About this exercise
Set down each record exactly as written.

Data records
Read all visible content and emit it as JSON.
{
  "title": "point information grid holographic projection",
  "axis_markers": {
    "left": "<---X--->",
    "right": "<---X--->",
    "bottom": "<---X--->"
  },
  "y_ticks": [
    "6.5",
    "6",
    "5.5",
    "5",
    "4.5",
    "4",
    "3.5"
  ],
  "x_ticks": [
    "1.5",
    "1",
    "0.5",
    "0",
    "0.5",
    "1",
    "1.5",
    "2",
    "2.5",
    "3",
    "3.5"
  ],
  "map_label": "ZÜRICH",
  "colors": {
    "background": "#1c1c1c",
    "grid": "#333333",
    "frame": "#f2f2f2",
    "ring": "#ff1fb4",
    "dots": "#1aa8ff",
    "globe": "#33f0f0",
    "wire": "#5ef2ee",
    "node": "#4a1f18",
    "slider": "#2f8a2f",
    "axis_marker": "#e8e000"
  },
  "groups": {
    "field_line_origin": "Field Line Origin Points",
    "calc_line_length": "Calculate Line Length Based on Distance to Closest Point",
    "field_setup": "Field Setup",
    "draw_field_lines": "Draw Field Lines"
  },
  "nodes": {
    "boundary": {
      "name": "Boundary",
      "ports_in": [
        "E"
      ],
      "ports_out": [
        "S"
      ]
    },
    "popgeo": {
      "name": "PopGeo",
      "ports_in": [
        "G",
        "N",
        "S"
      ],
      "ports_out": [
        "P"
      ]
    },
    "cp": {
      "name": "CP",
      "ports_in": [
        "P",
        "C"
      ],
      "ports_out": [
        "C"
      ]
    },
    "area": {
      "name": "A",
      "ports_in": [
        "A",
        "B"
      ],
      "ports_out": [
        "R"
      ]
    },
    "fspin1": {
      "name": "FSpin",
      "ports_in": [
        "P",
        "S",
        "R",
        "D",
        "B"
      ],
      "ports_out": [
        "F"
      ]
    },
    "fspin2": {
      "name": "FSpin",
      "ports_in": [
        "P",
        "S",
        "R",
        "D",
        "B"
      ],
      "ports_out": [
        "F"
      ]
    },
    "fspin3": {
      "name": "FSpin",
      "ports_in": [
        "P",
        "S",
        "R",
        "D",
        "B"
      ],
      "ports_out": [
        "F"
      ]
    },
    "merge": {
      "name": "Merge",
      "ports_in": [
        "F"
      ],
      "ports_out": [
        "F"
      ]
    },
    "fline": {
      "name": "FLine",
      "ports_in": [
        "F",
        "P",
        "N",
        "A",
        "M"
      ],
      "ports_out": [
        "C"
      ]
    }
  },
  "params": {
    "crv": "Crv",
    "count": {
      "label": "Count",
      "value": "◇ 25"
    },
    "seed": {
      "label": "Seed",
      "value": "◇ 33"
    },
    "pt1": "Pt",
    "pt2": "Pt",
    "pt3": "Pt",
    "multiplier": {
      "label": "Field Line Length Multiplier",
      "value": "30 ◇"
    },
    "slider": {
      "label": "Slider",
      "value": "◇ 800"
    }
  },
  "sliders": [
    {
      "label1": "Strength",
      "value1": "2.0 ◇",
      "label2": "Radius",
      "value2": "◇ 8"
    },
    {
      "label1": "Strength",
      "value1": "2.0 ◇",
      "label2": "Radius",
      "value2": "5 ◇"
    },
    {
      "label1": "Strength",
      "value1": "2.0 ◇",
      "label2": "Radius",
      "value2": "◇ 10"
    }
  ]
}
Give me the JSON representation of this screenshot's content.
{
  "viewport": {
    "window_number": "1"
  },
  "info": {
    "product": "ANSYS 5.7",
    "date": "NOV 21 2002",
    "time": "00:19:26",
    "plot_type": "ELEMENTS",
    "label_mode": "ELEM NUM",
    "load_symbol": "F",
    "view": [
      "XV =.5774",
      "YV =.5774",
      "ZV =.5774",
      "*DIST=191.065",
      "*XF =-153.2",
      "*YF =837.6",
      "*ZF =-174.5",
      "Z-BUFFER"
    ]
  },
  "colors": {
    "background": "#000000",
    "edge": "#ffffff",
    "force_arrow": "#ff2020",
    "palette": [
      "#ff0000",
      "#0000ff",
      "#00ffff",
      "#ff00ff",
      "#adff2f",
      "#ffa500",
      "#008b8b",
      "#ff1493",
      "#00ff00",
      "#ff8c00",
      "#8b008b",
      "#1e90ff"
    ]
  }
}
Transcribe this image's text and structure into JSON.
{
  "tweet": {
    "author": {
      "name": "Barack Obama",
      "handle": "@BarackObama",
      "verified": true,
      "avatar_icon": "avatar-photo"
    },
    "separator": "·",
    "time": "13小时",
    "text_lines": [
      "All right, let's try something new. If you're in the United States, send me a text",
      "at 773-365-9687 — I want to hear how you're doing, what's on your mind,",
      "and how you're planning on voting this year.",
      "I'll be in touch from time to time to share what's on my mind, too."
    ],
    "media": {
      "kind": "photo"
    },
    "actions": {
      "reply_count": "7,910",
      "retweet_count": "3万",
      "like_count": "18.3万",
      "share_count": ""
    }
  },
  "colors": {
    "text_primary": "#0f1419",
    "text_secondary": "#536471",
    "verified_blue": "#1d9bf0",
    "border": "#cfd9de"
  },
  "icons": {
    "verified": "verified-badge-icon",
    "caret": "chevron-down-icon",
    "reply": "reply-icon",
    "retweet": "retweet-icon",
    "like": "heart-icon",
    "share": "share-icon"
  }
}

Written solution
Read all visible content and emit it as JSON.
{
  "title": "point information grid holographic projection",
  "axis_markers": {
    "left": "<---X--->",
    "right": "<---X--->",
    "bottom": "<---X--->"
  },
  "y_ticks": [
    "6.5",
    "6",
    "5.5",
    "5",
    "4.5",
    "4",
    "3.5"
  ],
  "x_ticks": [
    "1.5",
    "1",
    "0.5",
    "0",
    "0.5",
    "1",
    "1.5",
    "2",
    "2.5",
    "3",
    "3.5"
  ],
  "map_label": "ZÜRICH",
  "colors": {
    "background": "#1c1c1c",
    "grid": "#333333",
    "frame": "#f2f2f2",
    "ring": "#ff1fb4",
    "dots": "#1aa8ff",
    "globe": "#33f0f0",
    "wire": "#5ef2ee",
    "node": "#4a1f18",
    "slider": "#2f8a2f",
    "axis_marker": "#e8e000"
  },
  "groups": {
    "field_line_origin": "Field Line Origin Points",
    "calc_line_length": "Calculate Line Length Based on Distance to Closest Point",
    "field_setup": "Field Setup",
    "draw_field_lines": "Draw Field Lines"
  },
  "nodes": {
    "boundary": {
      "name": "Boundary",
      "ports_in": [
        "E"
      ],
      "ports_out": [
        "S"
      ]
    },
    "popgeo": {
      "name": "PopGeo",
      "ports_in": [
        "G",
        "N",
        "S"
      ],
      "ports_out": [
        "P"
      ]
    },
    "cp": {
      "name": "CP",
      "ports_in": [
        "P",
        "C"
      ],
      "ports_out": [
        "C"
      ]
    },
    "area": {
      "name": "A",
      "ports_in": [
        "A",
        "B"
      ],
      "ports_out": [
        "R"
      ]
    },
    "fspin1": {
      "name": "FSpin",
      "ports_in": [
        "P",
        "S",
        "R",
        "D",
        "B"
      ],
      "ports_out": [
        "F"
      ]
    },
    "fspin2": {
      "name": "FSpin",
      "ports_in": [
        "P",
        "S",
        "R",
        "D",
        "B"
      ],
      "ports_out": [
        "F"
      ]
    },
    "fspin3": {
      "name": "FSpin",
      "ports_in": [
        "P",
        "S",
        "R",
        "D",
        "B"
      ],
      "ports_out": [
        "F"
      ]
    },
    "merge": {
      "name": "Merge",
      "ports_in": [
        "F"
      ],
      "ports_out": [
        "F"
      ]
    },
    "fline": {
      "name": "FLine",
      "ports_in": [
        "F",
        "P",
        "N",
        "A",
        "M"
      ],
      "ports_out": [
        "C"
      ]
    }
  },
  "params": {
    "crv": "Crv",
    "count": {
      "label": "Count",
      "value": "◇ 25"
    },
    "seed": {
      "label": "Seed",
      "value": "◇ 33"
    },
    "pt1": "Pt",
    "pt2": "Pt",
    "pt3": "Pt",
    "multiplier": {
      "label": "Field Line Length Multiplier",
      "value": "30 ◇"
    },
    "slider": {
      "label": "Slider",
      "value": "◇ 800"
    }
  },
  "sliders": [
    {
      "label1": "Strength",
      "value1": "2.0 ◇",
      "label2": "Radius",
      "value2": "◇ 8"
    },
    {
      "label1": "Strength",
      "value1": "2.0 ◇",
      "label2": "Radius",
      "value2": "5 ◇"
    },
    {
      "label1": "Strength",
      "value1": "2.0 ◇",
      "label2": "Radius",
      "value2": "◇ 10"
    }
  ]
}
Give me the JSON representation of this screenshot's content.
{
  "viewport": {
    "window_number": "1"
  },
  "info": {
    "product": "ANSYS 5.7",
    "date": "NOV 21 2002",
    "time": "00:19:26",
    "plot_type": "ELEMENTS",
    "label_mode": "ELEM NUM",
    "load_symbol": "F",
    "view": [
      "XV =.5774",
      "YV =.5774",
      "ZV =.5774",
      "*DIST=191.065",
      "*XF =-153.2",
      "*YF =837.6",
      "*ZF =-174.5",
      "Z-BUFFER"
    ]
  },
  "colors": {
    "background": "#000000",
    "edge": "#ffffff",
    "force_arrow": "#ff2020",
    "palette": [
      "#ff0000",
      "#0000ff",
      "#00ffff",
      "#ff00ff",
      "#adff2f",
      "#ffa500",
      "#008b8b",
      "#ff1493",
      "#00ff00",
      "#ff8c00",
      "#8b008b",
      "#1e90ff"
    ]
  }
}
Transcribe this image's text and structure into JSON.
{
  "tweet": {
    "author": {
      "name": "Barack Obama",
      "handle": "@BarackObama",
      "verified": true,
      "avatar_icon": "avatar-photo"
    },
    "separator": "·",
    "time": "13小时",
    "text_lines": [
      "All right, let's try something new. If you're in the United States, send me a text",
      "at 773-365-9687 — I want to hear how you're doing, what's on your mind,",
      "and how you're planning on voting this year.",
      "I'll be in touch from time to time to share what's on my mind, too."
    ],
    "media": {
      "kind": "photo"
    },
    "actions": {
      "reply_count": "7,910",
      "retweet_count": "3万",
      "like_count": "18.3万",
      "share_count": ""
    }
  },
  "colors": {
    "text_primary": "#0f1419",
    "text_secondary": "#536471",
    "verified_blue": "#1d9bf0",
    "border": "#cfd9de"
  },
  "icons": {
    "verified": "verified-badge-icon",
    "caret": "chevron-down-icon",
    "reply": "reply-icon",
    "retweet": "retweet-icon",
    "like": "heart-icon",
    "share": "share-icon"
  }
}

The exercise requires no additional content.